James Montgomery wrote some rather long poems. A few were travelogues, full of description of the landscape of places unfamiliar to most Londoners in the early 1800's. They were among his most popular during his lifetime, for much the same reason that the very long description of a bird's eye view of Paris was exciting to the first readers of THE HUNCHBACK OF NOTRE DAME. They gave great opportunity to expand and alter the way one viewed the world. But for just this reason they bore us, to us the West Indies, Pelican Islands, and Greenland do not seem any more exotic than seeing a picture of Paris taken from an airplane does. Pretty maybe, but I'm not eager to read thirty pages (double collumned) of it.
He also wrote a good deal of religious verse some of which was used in teaching children for many years. Some of it is very good, but not so much that we would remember his name almost two hundred years later.
What shines out now is what was largely ignored during his lifetime: his poems drawing attention to the evils of his society, and his poems written from prison.
The former focussed on the evils of slavery, both negro and orphan slavery that flourished in his day. His poems on the evils of the slave trade, largely ignored by the masses, were a goad that helped to motivate the Christian church to support Wilberforce in his very long fight to outlaw the English slave trade in her colonies. Lesser known is that Montgomeries poems also drew a great deal of attention to how very evil was the white slavery practiced on orphans in London. His CLIMBING BOY SOLILOQUIES gave detailed accounts of what it was like to be a chimney sweep, climbing up from the bottom with the fire still going below you. They generally died very young, but if they didn't they were cast out by their owners to starve as soon as they were too big to climb chimneys. His poems began a crusade that ended in the outlawing of the practice and in the establishment of homes for such children.
But it is his PRISON AMUSEMENTS as he called them that I will quote from here.
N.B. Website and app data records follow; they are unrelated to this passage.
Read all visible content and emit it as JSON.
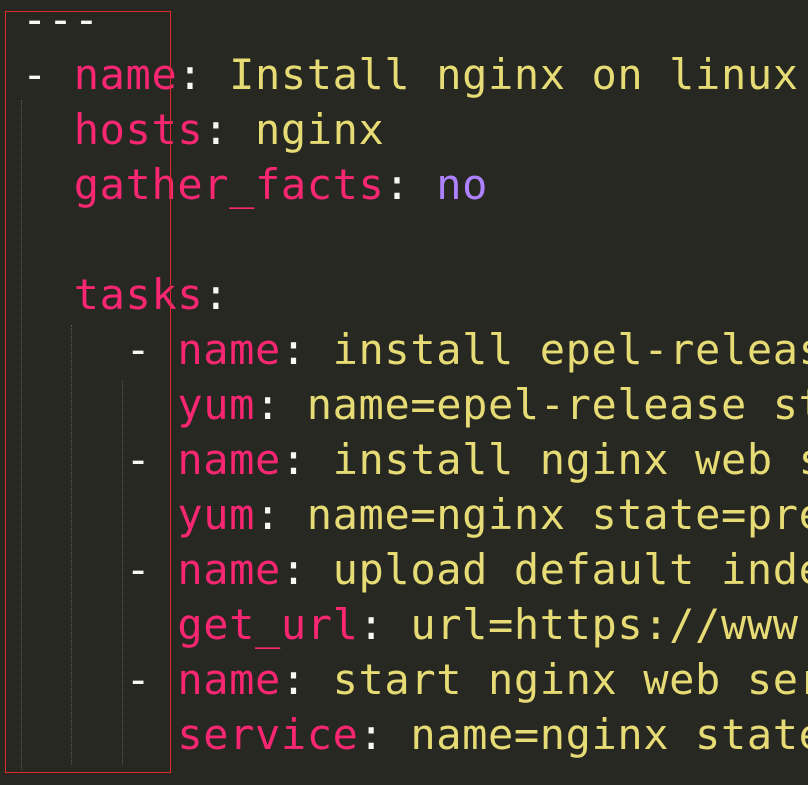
{
  "colors": {
    "background": "#272822",
    "key": "#F92672",
    "string": "#E6DB74",
    "boolean": "#AE81FF",
    "punctuation": "#F8F8F2",
    "highlight_box": "#E0282E"
  },
  "code": {
    "doc_start": "---",
    "play": {
      "dash": "- ",
      "name_key": "name",
      "name_value": "Install nginx on linux",
      "hosts_key": "hosts",
      "hosts_value": "nginx",
      "gather_facts_key": "gather_facts",
      "gather_facts_value": "no",
      "tasks_key": "tasks"
    },
    "tasks": [
      {
        "dash": "- ",
        "name_key": "name",
        "name_value": "install epel-releas",
        "module_key": "yum",
        "module_value": "name=epel-release st"
      },
      {
        "dash": "- ",
        "name_key": "name",
        "name_value": "install nginx web s",
        "module_key": "yum",
        "module_value": "name=nginx state=pre"
      },
      {
        "dash": "- ",
        "name_key": "name",
        "name_value": "upload default inde",
        "module_key": "get_url",
        "module_value": "url=https://www."
      },
      {
        "dash": "- ",
        "name_key": "name",
        "name_value": "start nginx web ser",
        "module_key": "service",
        "module_value": "name=nginx state"
      }
    ]
  }
}
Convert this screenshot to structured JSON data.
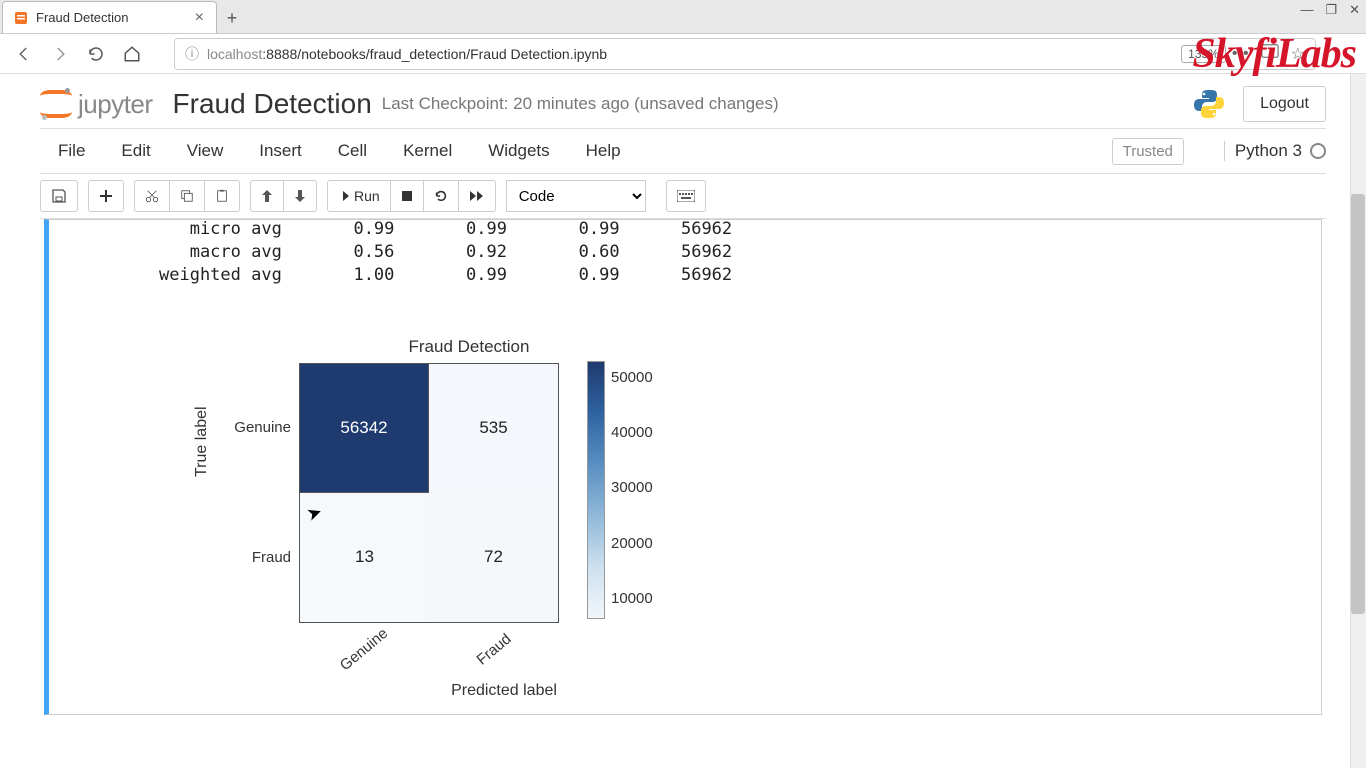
{
  "browser": {
    "tab_title": "Fraud Detection",
    "url_host": "localhost",
    "url_port_path": ":8888/notebooks/fraud_detection/Fraud Detection.ipynb",
    "zoom": "133%"
  },
  "brand": "SkyfiLabs",
  "header": {
    "jupyter": "jupyter",
    "title": "Fraud Detection",
    "checkpoint": "Last Checkpoint: 20 minutes ago   (unsaved changes)",
    "logout": "Logout"
  },
  "menu": [
    "File",
    "Edit",
    "View",
    "Insert",
    "Cell",
    "Kernel",
    "Widgets",
    "Help"
  ],
  "trusted": "Trusted",
  "kernel": "Python 3",
  "toolbar": {
    "run": "Run",
    "cell_type": "Code"
  },
  "report_rows": [
    {
      "label": "   micro avg",
      "p": "0.99",
      "r": "0.99",
      "f": "0.99",
      "s": "56962"
    },
    {
      "label": "   macro avg",
      "p": "0.56",
      "r": "0.92",
      "f": "0.60",
      "s": "56962"
    },
    {
      "label": "weighted avg",
      "p": "1.00",
      "r": "0.99",
      "f": "0.99",
      "s": "56962"
    }
  ],
  "chart_data": {
    "type": "heatmap",
    "title": "Fraud Detection",
    "xlabel": "Predicted label",
    "ylabel": "True label",
    "xticks": [
      "Genuine",
      "Fraud"
    ],
    "yticks": [
      "Genuine",
      "Fraud"
    ],
    "matrix": [
      [
        56342,
        535
      ],
      [
        13,
        72
      ]
    ],
    "colorbar_ticks": [
      "50000",
      "40000",
      "30000",
      "20000",
      "10000"
    ],
    "colormap_range": [
      0,
      56342
    ]
  }
}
They are Montgomery at his least pretensious, and most endearing.
VERSES TO A ROBIN RED-BREAST
Welcome, pretty little stranger!
Welcome to my lone retreat!
Here, secure from every danger,
Hop about, and chirp, and eat:
Robin! how I envy thee,
Happy child of Liberty!
Now, though tyrant Winter, howling,
Shakes the world with tempests round,
Heaven above with vapours scowling,
Frost imprisons all the ground;
Robin! what are these to thee?
Thou art blessed with liberty.
Though you fair majestic river
Mourns in solid icy chains,
Though you flocks and cattle shiver
On teh desolated plains;
Robin! thou art gay and free,
Happy in thy liberty.
Hunger never shall distress thee
While my cates one crumb afford;
Cold nor cramps shall ne'er oppress thee;
Come and share my humble board:
Robin! come and live with me,
Live--yet still at liberty.
Soon shall Spring in smiles and blushes
steal upon the blooming year;
Then, amid the enamour'd bushes,
Thy sweet song shall warble clear:
Then shall I, too, join with thee,
Swell the Hymn of LIberty.
Should some rough unfeeling Dobbin,
In this iron-hearted age,
Seize thee on they nest, my Robin!
And confine thee in a cage,
Then, poor prisoner! think of me,
Think--and sigh for liberty.